# WHAT IS REQUIRED
An exact reproduction of the entries is needed. Keep all pictures out of it.

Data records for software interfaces
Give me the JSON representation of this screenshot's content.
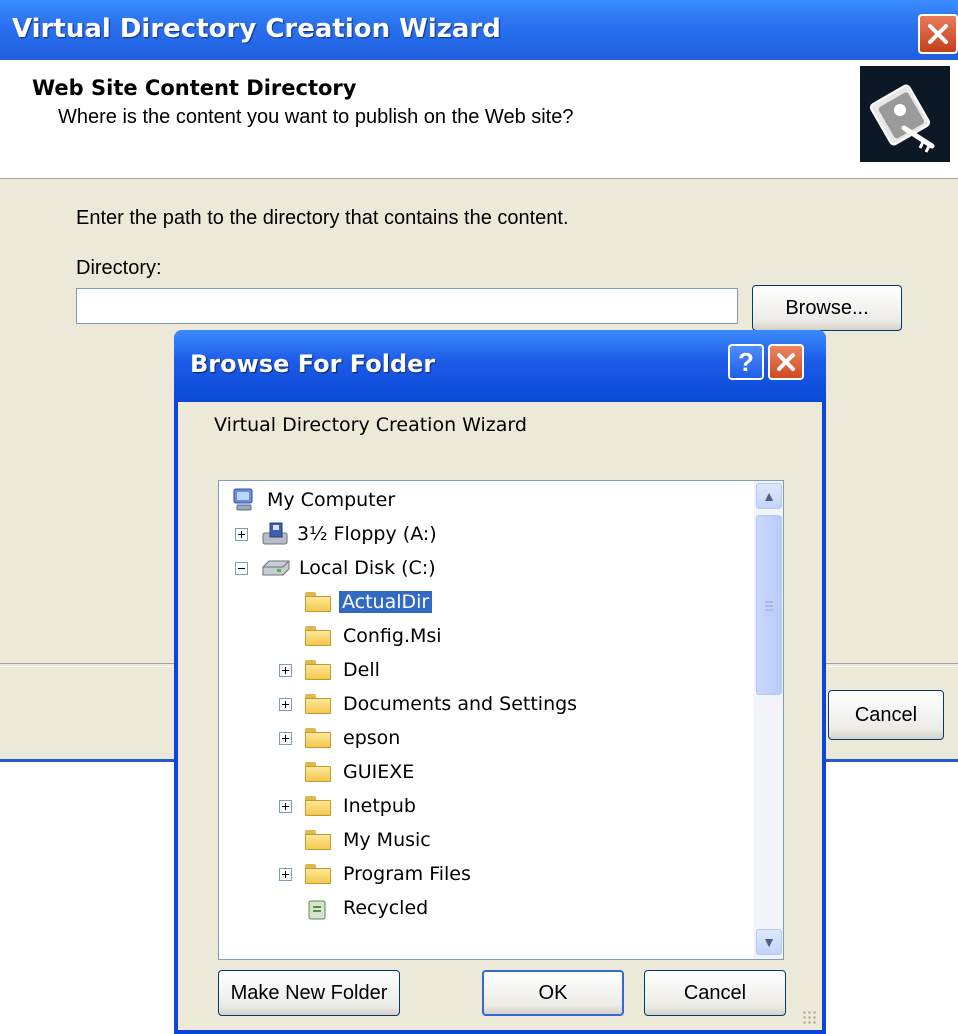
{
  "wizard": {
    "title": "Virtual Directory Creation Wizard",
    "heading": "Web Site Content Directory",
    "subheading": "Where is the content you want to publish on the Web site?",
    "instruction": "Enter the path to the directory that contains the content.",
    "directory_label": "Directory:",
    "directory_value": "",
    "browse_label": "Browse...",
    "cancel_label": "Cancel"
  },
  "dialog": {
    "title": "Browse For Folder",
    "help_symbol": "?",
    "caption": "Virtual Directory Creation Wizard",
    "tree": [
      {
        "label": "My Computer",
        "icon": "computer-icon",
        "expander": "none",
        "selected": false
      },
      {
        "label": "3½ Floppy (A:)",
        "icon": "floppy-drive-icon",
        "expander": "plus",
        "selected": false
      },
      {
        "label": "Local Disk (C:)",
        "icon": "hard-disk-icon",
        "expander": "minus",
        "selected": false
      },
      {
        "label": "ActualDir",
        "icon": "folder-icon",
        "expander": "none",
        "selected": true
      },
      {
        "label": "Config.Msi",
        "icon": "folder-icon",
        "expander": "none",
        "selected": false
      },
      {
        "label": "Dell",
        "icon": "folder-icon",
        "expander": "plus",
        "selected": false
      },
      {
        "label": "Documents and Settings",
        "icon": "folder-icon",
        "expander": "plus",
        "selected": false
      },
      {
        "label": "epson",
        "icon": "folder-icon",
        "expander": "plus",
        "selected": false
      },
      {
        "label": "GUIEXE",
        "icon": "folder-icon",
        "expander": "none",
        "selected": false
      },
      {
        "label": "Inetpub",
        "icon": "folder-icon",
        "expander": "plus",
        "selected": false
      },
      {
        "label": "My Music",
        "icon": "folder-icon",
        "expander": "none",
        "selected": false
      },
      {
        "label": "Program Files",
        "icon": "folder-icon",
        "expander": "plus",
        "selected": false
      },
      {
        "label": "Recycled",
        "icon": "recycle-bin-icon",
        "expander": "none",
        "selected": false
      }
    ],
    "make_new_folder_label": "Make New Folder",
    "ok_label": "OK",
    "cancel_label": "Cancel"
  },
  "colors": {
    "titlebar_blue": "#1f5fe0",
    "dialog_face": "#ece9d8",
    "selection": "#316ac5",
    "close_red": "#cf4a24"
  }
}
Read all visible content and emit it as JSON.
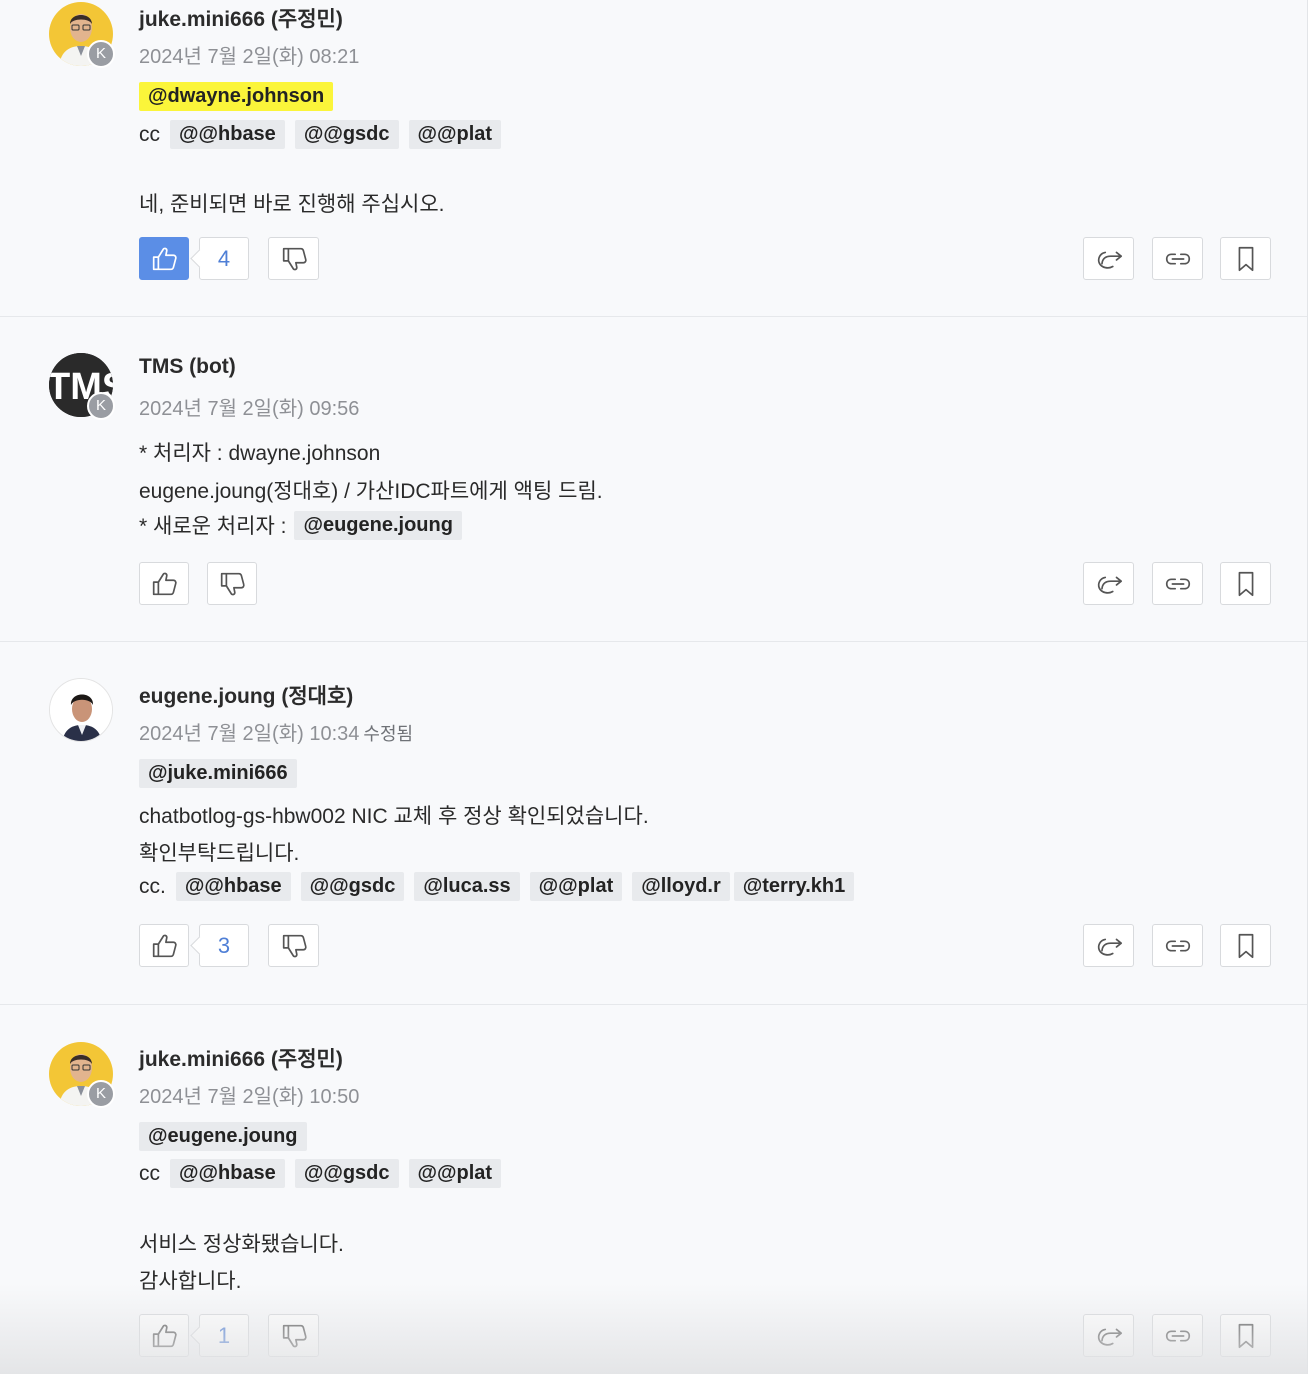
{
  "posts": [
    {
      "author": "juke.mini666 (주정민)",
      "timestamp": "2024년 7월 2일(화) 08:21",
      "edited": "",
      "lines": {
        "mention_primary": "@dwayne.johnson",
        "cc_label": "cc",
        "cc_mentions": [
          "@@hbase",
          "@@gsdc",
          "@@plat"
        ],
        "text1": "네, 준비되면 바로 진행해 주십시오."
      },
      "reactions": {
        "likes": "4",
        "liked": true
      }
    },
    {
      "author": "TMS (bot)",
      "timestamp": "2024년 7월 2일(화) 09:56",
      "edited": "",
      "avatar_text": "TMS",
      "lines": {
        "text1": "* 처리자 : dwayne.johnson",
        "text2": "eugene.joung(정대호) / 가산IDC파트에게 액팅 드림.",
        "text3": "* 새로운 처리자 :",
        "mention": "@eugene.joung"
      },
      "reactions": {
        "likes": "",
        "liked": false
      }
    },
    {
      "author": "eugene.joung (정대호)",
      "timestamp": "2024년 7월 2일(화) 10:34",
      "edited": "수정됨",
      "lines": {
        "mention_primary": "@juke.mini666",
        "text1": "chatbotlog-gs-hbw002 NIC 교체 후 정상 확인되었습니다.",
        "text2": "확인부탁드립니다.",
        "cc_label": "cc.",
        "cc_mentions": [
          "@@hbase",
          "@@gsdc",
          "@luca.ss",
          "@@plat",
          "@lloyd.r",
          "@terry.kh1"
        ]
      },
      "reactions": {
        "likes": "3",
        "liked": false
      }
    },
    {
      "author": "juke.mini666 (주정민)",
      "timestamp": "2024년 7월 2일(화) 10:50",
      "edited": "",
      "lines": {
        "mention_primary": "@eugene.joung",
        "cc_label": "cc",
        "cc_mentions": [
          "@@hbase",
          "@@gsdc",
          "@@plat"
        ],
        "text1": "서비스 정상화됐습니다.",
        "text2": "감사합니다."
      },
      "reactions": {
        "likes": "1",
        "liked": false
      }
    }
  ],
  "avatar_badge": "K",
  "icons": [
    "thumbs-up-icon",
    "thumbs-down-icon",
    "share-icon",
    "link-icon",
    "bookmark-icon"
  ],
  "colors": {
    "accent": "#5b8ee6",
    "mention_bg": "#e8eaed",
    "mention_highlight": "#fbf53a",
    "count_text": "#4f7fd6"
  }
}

# THE COMPLETED TASK
Give me the JSON representation of this screenshot's content.
{
  "wizard": {
    "title": "Virtual Directory Creation Wizard",
    "heading": "Web Site Content Directory",
    "subheading": "Where is the content you want to publish on the Web site?",
    "instruction": "Enter the path to the directory that contains the content.",
    "directory_label": "Directory:",
    "directory_value": "",
    "browse_label": "Browse...",
    "cancel_label": "Cancel"
  },
  "dialog": {
    "title": "Browse For Folder",
    "help_symbol": "?",
    "caption": "Virtual Directory Creation Wizard",
    "tree": [
      {
        "label": "My Computer",
        "icon": "computer-icon",
        "expander": "none",
        "selected": false
      },
      {
        "label": "3½ Floppy (A:)",
        "icon": "floppy-drive-icon",
        "expander": "plus",
        "selected": false
      },
      {
        "label": "Local Disk (C:)",
        "icon": "hard-disk-icon",
        "expander": "minus",
        "selected": false
      },
      {
        "label": "ActualDir",
        "icon": "folder-icon",
        "expander": "none",
        "selected": true
      },
      {
        "label": "Config.Msi",
        "icon": "folder-icon",
        "expander": "none",
        "selected": false
      },
      {
        "label": "Dell",
        "icon": "folder-icon",
        "expander": "plus",
        "selected": false
      },
      {
        "label": "Documents and Settings",
        "icon": "folder-icon",
        "expander": "plus",
        "selected": false
      },
      {
        "label": "epson",
        "icon": "folder-icon",
        "expander": "plus",
        "selected": false
      },
      {
        "label": "GUIEXE",
        "icon": "folder-icon",
        "expander": "none",
        "selected": false
      },
      {
        "label": "Inetpub",
        "icon": "folder-icon",
        "expander": "plus",
        "selected": false
      },
      {
        "label": "My Music",
        "icon": "folder-icon",
        "expander": "none",
        "selected": false
      },
      {
        "label": "Program Files",
        "icon": "folder-icon",
        "expander": "plus",
        "selected": false
      },
      {
        "label": "Recycled",
        "icon": "recycle-bin-icon",
        "expander": "none",
        "selected": false
      }
    ],
    "make_new_folder_label": "Make New Folder",
    "ok_label": "OK",
    "cancel_label": "Cancel"
  },
  "colors": {
    "titlebar_blue": "#1f5fe0",
    "dialog_face": "#ece9d8",
    "selection": "#316ac5",
    "close_red": "#cf4a24"
  }
}
Read all visible content and emit it as JSON.
{
  "posts": [
    {
      "author": "juke.mini666 (주정민)",
      "timestamp": "2024년 7월 2일(화) 08:21",
      "edited": "",
      "lines": {
        "mention_primary": "@dwayne.johnson",
        "cc_label": "cc",
        "cc_mentions": [
          "@@hbase",
          "@@gsdc",
          "@@plat"
        ],
        "text1": "네, 준비되면 바로 진행해 주십시오."
      },
      "reactions": {
        "likes": "4",
        "liked": true
      }
    },
    {
      "author": "TMS (bot)",
      "timestamp": "2024년 7월 2일(화) 09:56",
      "edited": "",
      "avatar_text": "TMS",
      "lines": {
        "text1": "* 처리자 : dwayne.johnson",
        "text2": "eugene.joung(정대호) / 가산IDC파트에게 액팅 드림.",
        "text3": "* 새로운 처리자 :",
        "mention": "@eugene.joung"
      },
      "reactions": {
        "likes": "",
        "liked": false
      }
    },
    {
      "author": "eugene.joung (정대호)",
      "timestamp": "2024년 7월 2일(화) 10:34",
      "edited": "수정됨",
      "lines": {
        "mention_primary": "@juke.mini666",
        "text1": "chatbotlog-gs-hbw002 NIC 교체 후 정상 확인되었습니다.",
        "text2": "확인부탁드립니다.",
        "cc_label": "cc.",
        "cc_mentions": [
          "@@hbase",
          "@@gsdc",
          "@luca.ss",
          "@@plat",
          "@lloyd.r",
          "@terry.kh1"
        ]
      },
      "reactions": {
        "likes": "3",
        "liked": false
      }
    },
    {
      "author": "juke.mini666 (주정민)",
      "timestamp": "2024년 7월 2일(화) 10:50",
      "edited": "",
      "lines": {
        "mention_primary": "@eugene.joung",
        "cc_label": "cc",
        "cc_mentions": [
          "@@hbase",
          "@@gsdc",
          "@@plat"
        ],
        "text1": "서비스 정상화됐습니다.",
        "text2": "감사합니다."
      },
      "reactions": {
        "likes": "1",
        "liked": false
      }
    }
  ],
  "avatar_badge": "K",
  "icons": [
    "thumbs-up-icon",
    "thumbs-down-icon",
    "share-icon",
    "link-icon",
    "bookmark-icon"
  ],
  "colors": {
    "accent": "#5b8ee6",
    "mention_bg": "#e8eaed",
    "mention_highlight": "#fbf53a",
    "count_text": "#4f7fd6"
  }
}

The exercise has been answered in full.